The Role of Vitamin D in Inflammatory Bowel Disease – Assessing Therapeutic and Preventive Potential of Supplementation and Food Fortification

Dunja Leskovar1#orcid tiny, Tomislav Meštrović2*#orcid tiny, Anja Barešić3, Ivana Kraljević4orcid tiny, Marina Panek1orcid tiny, Hana Čipčić
Paljetak1orcid tiny, Mihaela Perić1orcid tiny, Mario Matijašić1orcid tiny
Dunja Rogić4orcid tiny, Ana Barišić4orcid tiny, Dina Ljubas Kelečić4orcid tiny, Darija Vranešić Bender4orcid tinyŽeljko Krznarić4orcid tiny and Donatella Verbanac1,5orcid tiny

 

1University of Zagreb School of Medicine, Šalata 3, 10 000 Zagreb, Croatia
2Polyclinic “Dr. Zora Profozic”, Bosutska 19, 10 000 Zagreb, Croatia
3MRC London Institute of Medical Sciences, Du Cane Rd, London W12 0NN, United Kingdom
4University Hospital Centre, Kišpaticeva 12, 10 000 Zagreb, Croatia
5University of Zagreb, Faculty of Pharmacy and Biochemistry, A. Kovacica 1, 10 000 Zagreb, Croatia

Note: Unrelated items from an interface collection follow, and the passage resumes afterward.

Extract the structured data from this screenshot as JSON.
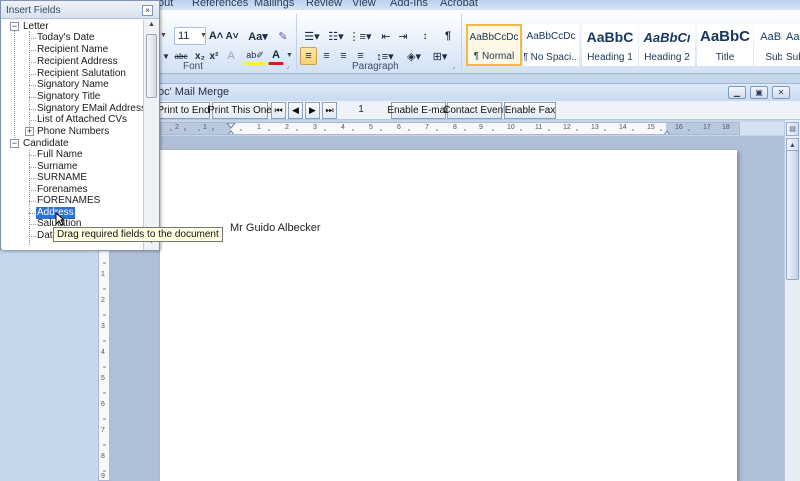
{
  "ribbon": {
    "tabs": [
      "out",
      "References",
      "Mailings",
      "Review",
      "View",
      "Add-Ins",
      "Acrobat"
    ],
    "font_size": "11",
    "groups": {
      "font": "Font",
      "paragraph": "Paragraph"
    },
    "glyphs": {
      "grow_font": "A˄",
      "shrink_font": "A˅",
      "change_case": "Aa▾",
      "strikethrough": "abc",
      "subscript": "x₂",
      "superscript": "x²",
      "highlight": "ab✐",
      "font_color": "A"
    },
    "styles": [
      {
        "sample": "AaBbCcDc",
        "name": "¶ Normal",
        "selected": true
      },
      {
        "sample": "AaBbCcDc",
        "name": "¶ No Spaci...",
        "selected": false
      },
      {
        "sample": "AaBbC",
        "name": "Heading 1",
        "selected": false
      },
      {
        "sample": "AaBbCı",
        "name": "Heading 2",
        "selected": false
      },
      {
        "sample": "AaBbC",
        "name": "Title",
        "selected": false
      },
      {
        "sample": "AaBbCcI",
        "name": "Subtitle",
        "selected": false
      },
      {
        "sample": "AaBb",
        "name": "Subt",
        "selected": false
      }
    ]
  },
  "mail_merge": {
    "title": "oc' Mail Merge",
    "toolbar": {
      "print_to_end": "Print to End",
      "print_this_one": "Print This One",
      "record_number": "1",
      "enable_email": "Enable E-mail",
      "contact_event": "Contact Event",
      "enable_fax": "Enable Fax"
    }
  },
  "document": {
    "text": "Mr Guido Albecker"
  },
  "ruler": {
    "h_numbers": [
      "2",
      "1",
      "1",
      "2",
      "3",
      "4",
      "5",
      "6",
      "7",
      "8",
      "9",
      "10",
      "11",
      "12",
      "13",
      "14",
      "15",
      "16",
      "17",
      "18"
    ],
    "v_numbers": [
      "1",
      "2",
      "3",
      "4",
      "5",
      "6",
      "7",
      "8",
      "9"
    ]
  },
  "insert_fields": {
    "title": "Insert Fields",
    "close_glyph": "×",
    "letter": {
      "label": "Letter",
      "items": [
        "Today's Date",
        "Recipient Name",
        "Recipient Address",
        "Recipient Salutation",
        "Signatory Name",
        "Signatory Title",
        "Signatory EMail Address",
        "List of Attached CVs",
        "Phone Numbers"
      ]
    },
    "candidate": {
      "label": "Candidate",
      "items": [
        "Full Name",
        "Surname",
        "SURNAME",
        "Forenames",
        "FORENAMES",
        "Address",
        "Salutation",
        "Date"
      ]
    }
  },
  "tooltip": "Drag required fields to the document"
}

Article history:
Received: 16 April 2018
Accepted: 19 November 2018



Key words:
inflammatory bowel diseases, Crohn’s disease, ulcerative colitis, vitamin D, gut microbiota, dysbiosis



Summary:
Inflammatory bowel diseases are a group of chronic inflammatory conditions that affect gastrointestinal tract due to inapt and continuous immune activation in response to a myriad of predisposing factors (most notably genetics, environmental impact and gut microbiota composition). It has been shown that vitamin D status can also play a role in the disease pathogenesis, as its deficiency is commonly observed in two major forms of inflammatory bowel diseases – Crohn’s disease and ulcerative colitis. Mounting evidence supports the concept of intricate relationship between gut dysbiosis and vitamin D metabolism, while suboptimal levels of this vitamin have been linked to increased clinical disease relapse rates, inadequate response to drugs, as well as decreased quality of life in patients with Crohn’s disease and ulcerative colitis. Consequently, the pertinent question is whether increased vitamin D supplementation and (on a population level) food fortification may bring significant benefit to the affected individuals. In this short review we discuss the synthesis, functions, status and food sources of vitamin D, appraise biotechnological facets of vitamin D status analysis and food fortification, and concentrate on novel developments in the field that describe its influence on intestinal microbiota and inflammatory bowel disease.



*Corresponding author:  tel3  +38516112501
                                           fax2  +38516115651
                                           email3  tomislav.mestrovic@gmail.com





#
These authors contributed equally to this work







We use cookies to improve our website and your experience when using it. Cookies used for the essential operation of the site have already been set. To find out more about the cookies we use and how to delete them, see our privacy policy.

I accept cookies from this site.

EU Cookie Directive Module Information